Data excerpts:
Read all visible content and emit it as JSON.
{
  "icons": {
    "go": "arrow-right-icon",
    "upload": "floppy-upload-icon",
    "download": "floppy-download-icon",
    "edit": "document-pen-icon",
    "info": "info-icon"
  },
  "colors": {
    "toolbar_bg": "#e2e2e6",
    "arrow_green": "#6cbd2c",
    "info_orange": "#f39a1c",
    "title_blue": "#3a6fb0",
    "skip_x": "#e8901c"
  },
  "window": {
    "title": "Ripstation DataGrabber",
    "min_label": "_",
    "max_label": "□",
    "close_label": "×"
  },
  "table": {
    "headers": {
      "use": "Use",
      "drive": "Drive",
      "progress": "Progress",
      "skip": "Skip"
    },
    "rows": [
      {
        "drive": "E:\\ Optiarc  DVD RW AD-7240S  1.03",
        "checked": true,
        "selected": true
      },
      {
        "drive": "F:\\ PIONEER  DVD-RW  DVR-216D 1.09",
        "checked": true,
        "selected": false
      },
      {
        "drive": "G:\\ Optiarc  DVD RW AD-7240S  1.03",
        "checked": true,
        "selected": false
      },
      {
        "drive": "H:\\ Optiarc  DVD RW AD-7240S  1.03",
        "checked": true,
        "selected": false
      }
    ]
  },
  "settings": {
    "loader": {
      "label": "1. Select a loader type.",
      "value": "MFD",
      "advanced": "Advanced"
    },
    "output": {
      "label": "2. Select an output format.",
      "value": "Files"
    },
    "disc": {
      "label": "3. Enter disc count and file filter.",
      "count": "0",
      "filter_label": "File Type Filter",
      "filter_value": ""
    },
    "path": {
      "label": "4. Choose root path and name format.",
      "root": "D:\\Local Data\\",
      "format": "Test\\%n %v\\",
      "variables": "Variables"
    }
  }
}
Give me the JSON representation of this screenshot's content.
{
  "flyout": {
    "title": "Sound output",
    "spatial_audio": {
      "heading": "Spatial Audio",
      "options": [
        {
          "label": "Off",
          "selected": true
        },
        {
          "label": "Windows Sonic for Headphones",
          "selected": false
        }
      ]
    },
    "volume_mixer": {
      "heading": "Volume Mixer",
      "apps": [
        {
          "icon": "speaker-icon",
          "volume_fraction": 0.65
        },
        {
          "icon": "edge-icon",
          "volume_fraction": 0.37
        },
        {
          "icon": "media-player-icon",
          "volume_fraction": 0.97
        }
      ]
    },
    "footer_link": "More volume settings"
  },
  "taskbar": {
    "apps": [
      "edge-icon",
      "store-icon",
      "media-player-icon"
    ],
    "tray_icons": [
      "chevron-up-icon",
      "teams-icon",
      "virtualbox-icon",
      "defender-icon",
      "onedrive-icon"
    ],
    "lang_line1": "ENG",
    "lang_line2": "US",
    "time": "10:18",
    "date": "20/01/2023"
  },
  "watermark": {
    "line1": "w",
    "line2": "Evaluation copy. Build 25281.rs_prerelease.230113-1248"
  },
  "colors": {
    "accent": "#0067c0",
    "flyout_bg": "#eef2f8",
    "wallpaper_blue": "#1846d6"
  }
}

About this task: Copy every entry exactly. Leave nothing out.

Exercise response:
Read all visible content and emit it as JSON.
{
  "icons": {
    "go": "arrow-right-icon",
    "upload": "floppy-upload-icon",
    "download": "floppy-download-icon",
    "edit": "document-pen-icon",
    "info": "info-icon"
  },
  "colors": {
    "toolbar_bg": "#e2e2e6",
    "arrow_green": "#6cbd2c",
    "info_orange": "#f39a1c",
    "title_blue": "#3a6fb0",
    "skip_x": "#e8901c"
  },
  "window": {
    "title": "Ripstation DataGrabber",
    "min_label": "_",
    "max_label": "□",
    "close_label": "×"
  },
  "table": {
    "headers": {
      "use": "Use",
      "drive": "Drive",
      "progress": "Progress",
      "skip": "Skip"
    },
    "rows": [
      {
        "drive": "E:\\ Optiarc  DVD RW AD-7240S  1.03",
        "checked": true,
        "selected": true
      },
      {
        "drive": "F:\\ PIONEER  DVD-RW  DVR-216D 1.09",
        "checked": true,
        "selected": false
      },
      {
        "drive": "G:\\ Optiarc  DVD RW AD-7240S  1.03",
        "checked": true,
        "selected": false
      },
      {
        "drive": "H:\\ Optiarc  DVD RW AD-7240S  1.03",
        "checked": true,
        "selected": false
      }
    ]
  },
  "settings": {
    "loader": {
      "label": "1. Select a loader type.",
      "value": "MFD",
      "advanced": "Advanced"
    },
    "output": {
      "label": "2. Select an output format.",
      "value": "Files"
    },
    "disc": {
      "label": "3. Enter disc count and file filter.",
      "count": "0",
      "filter_label": "File Type Filter",
      "filter_value": ""
    },
    "path": {
      "label": "4. Choose root path and name format.",
      "root": "D:\\Local Data\\",
      "format": "Test\\%n %v\\",
      "variables": "Variables"
    }
  }
}
Give me the JSON representation of this screenshot's content.
{
  "flyout": {
    "title": "Sound output",
    "spatial_audio": {
      "heading": "Spatial Audio",
      "options": [
        {
          "label": "Off",
          "selected": true
        },
        {
          "label": "Windows Sonic for Headphones",
          "selected": false
        }
      ]
    },
    "volume_mixer": {
      "heading": "Volume Mixer",
      "apps": [
        {
          "icon": "speaker-icon",
          "volume_fraction": 0.65
        },
        {
          "icon": "edge-icon",
          "volume_fraction": 0.37
        },
        {
          "icon": "media-player-icon",
          "volume_fraction": 0.97
        }
      ]
    },
    "footer_link": "More volume settings"
  },
  "taskbar": {
    "apps": [
      "edge-icon",
      "store-icon",
      "media-player-icon"
    ],
    "tray_icons": [
      "chevron-up-icon",
      "teams-icon",
      "virtualbox-icon",
      "defender-icon",
      "onedrive-icon"
    ],
    "lang_line1": "ENG",
    "lang_line2": "US",
    "time": "10:18",
    "date": "20/01/2023"
  },
  "watermark": {
    "line1": "w",
    "line2": "Evaluation copy. Build 25281.rs_prerelease.230113-1248"
  },
  "colors": {
    "accent": "#0067c0",
    "flyout_bg": "#eef2f8",
    "wallpaper_blue": "#1846d6"
  }
}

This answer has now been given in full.